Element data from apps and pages
++++++++++

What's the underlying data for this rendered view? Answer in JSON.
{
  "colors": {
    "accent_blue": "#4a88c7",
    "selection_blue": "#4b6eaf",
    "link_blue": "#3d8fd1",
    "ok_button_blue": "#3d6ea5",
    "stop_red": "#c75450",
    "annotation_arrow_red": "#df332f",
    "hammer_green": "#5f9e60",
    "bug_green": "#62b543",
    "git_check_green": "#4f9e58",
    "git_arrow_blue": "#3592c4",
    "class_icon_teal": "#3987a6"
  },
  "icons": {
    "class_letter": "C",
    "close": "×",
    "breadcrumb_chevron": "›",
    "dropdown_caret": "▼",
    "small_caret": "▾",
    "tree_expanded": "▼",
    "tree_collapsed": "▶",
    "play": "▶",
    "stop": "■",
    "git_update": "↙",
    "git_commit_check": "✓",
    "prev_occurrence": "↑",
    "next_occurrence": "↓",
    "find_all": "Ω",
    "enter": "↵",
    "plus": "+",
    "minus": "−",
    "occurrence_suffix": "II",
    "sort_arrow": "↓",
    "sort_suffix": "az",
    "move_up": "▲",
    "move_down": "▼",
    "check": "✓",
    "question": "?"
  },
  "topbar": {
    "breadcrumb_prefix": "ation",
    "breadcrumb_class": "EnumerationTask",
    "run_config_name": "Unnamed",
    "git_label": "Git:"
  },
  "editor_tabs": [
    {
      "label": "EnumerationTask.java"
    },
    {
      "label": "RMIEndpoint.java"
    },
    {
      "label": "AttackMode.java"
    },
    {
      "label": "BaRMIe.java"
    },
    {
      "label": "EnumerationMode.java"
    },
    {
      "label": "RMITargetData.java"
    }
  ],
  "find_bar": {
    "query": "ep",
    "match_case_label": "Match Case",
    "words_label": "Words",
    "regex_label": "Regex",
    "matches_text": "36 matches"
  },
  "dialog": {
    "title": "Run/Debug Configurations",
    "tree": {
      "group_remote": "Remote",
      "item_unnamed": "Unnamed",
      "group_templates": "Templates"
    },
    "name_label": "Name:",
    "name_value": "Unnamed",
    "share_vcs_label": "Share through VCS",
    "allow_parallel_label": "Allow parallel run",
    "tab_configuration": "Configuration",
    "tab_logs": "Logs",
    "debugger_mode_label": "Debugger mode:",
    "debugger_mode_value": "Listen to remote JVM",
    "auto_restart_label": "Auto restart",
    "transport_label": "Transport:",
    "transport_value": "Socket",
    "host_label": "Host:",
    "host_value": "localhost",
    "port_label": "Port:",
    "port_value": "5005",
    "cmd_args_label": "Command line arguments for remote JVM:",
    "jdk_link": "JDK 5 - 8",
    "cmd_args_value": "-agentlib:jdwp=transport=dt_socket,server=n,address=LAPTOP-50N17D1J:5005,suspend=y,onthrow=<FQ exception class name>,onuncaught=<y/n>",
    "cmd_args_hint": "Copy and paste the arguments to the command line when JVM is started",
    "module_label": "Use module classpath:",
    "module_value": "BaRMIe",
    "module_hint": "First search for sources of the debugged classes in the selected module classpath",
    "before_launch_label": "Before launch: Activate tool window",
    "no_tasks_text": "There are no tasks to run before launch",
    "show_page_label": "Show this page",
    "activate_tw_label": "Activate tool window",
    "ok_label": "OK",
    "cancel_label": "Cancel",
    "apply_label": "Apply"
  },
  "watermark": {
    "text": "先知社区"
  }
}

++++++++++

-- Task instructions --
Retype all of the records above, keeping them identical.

-- Result --
What's the underlying data for this rendered view? Answer in JSON.
{
  "colors": {
    "accent_blue": "#4a88c7",
    "selection_blue": "#4b6eaf",
    "link_blue": "#3d8fd1",
    "ok_button_blue": "#3d6ea5",
    "stop_red": "#c75450",
    "annotation_arrow_red": "#df332f",
    "hammer_green": "#5f9e60",
    "bug_green": "#62b543",
    "git_check_green": "#4f9e58",
    "git_arrow_blue": "#3592c4",
    "class_icon_teal": "#3987a6"
  },
  "icons": {
    "class_letter": "C",
    "close": "×",
    "breadcrumb_chevron": "›",
    "dropdown_caret": "▼",
    "small_caret": "▾",
    "tree_expanded": "▼",
    "tree_collapsed": "▶",
    "play": "▶",
    "stop": "■",
    "git_update": "↙",
    "git_commit_check": "✓",
    "prev_occurrence": "↑",
    "next_occurrence": "↓",
    "find_all": "Ω",
    "enter": "↵",
    "plus": "+",
    "minus": "−",
    "occurrence_suffix": "II",
    "sort_arrow": "↓",
    "sort_suffix": "az",
    "move_up": "▲",
    "move_down": "▼",
    "check": "✓",
    "question": "?"
  },
  "topbar": {
    "breadcrumb_prefix": "ation",
    "breadcrumb_class": "EnumerationTask",
    "run_config_name": "Unnamed",
    "git_label": "Git:"
  },
  "editor_tabs": [
    {
      "label": "EnumerationTask.java"
    },
    {
      "label": "RMIEndpoint.java"
    },
    {
      "label": "AttackMode.java"
    },
    {
      "label": "BaRMIe.java"
    },
    {
      "label": "EnumerationMode.java"
    },
    {
      "label": "RMITargetData.java"
    }
  ],
  "find_bar": {
    "query": "ep",
    "match_case_label": "Match Case",
    "words_label": "Words",
    "regex_label": "Regex",
    "matches_text": "36 matches"
  },
  "dialog": {
    "title": "Run/Debug Configurations",
    "tree": {
      "group_remote": "Remote",
      "item_unnamed": "Unnamed",
      "group_templates": "Templates"
    },
    "name_label": "Name:",
    "name_value": "Unnamed",
    "share_vcs_label": "Share through VCS",
    "allow_parallel_label": "Allow parallel run",
    "tab_configuration": "Configuration",
    "tab_logs": "Logs",
    "debugger_mode_label": "Debugger mode:",
    "debugger_mode_value": "Listen to remote JVM",
    "auto_restart_label": "Auto restart",
    "transport_label": "Transport:",
    "transport_value": "Socket",
    "host_label": "Host:",
    "host_value": "localhost",
    "port_label": "Port:",
    "port_value": "5005",
    "cmd_args_label": "Command line arguments for remote JVM:",
    "jdk_link": "JDK 5 - 8",
    "cmd_args_value": "-agentlib:jdwp=transport=dt_socket,server=n,address=LAPTOP-50N17D1J:5005,suspend=y,onthrow=<FQ exception class name>,onuncaught=<y/n>",
    "cmd_args_hint": "Copy and paste the arguments to the command line when JVM is started",
    "module_label": "Use module classpath:",
    "module_value": "BaRMIe",
    "module_hint": "First search for sources of the debugged classes in the selected module classpath",
    "before_launch_label": "Before launch: Activate tool window",
    "no_tasks_text": "There are no tasks to run before launch",
    "show_page_label": "Show this page",
    "activate_tw_label": "Activate tool window",
    "ok_label": "OK",
    "cancel_label": "Cancel",
    "apply_label": "Apply"
  },
  "watermark": {
    "text": "先知社区"
  }
}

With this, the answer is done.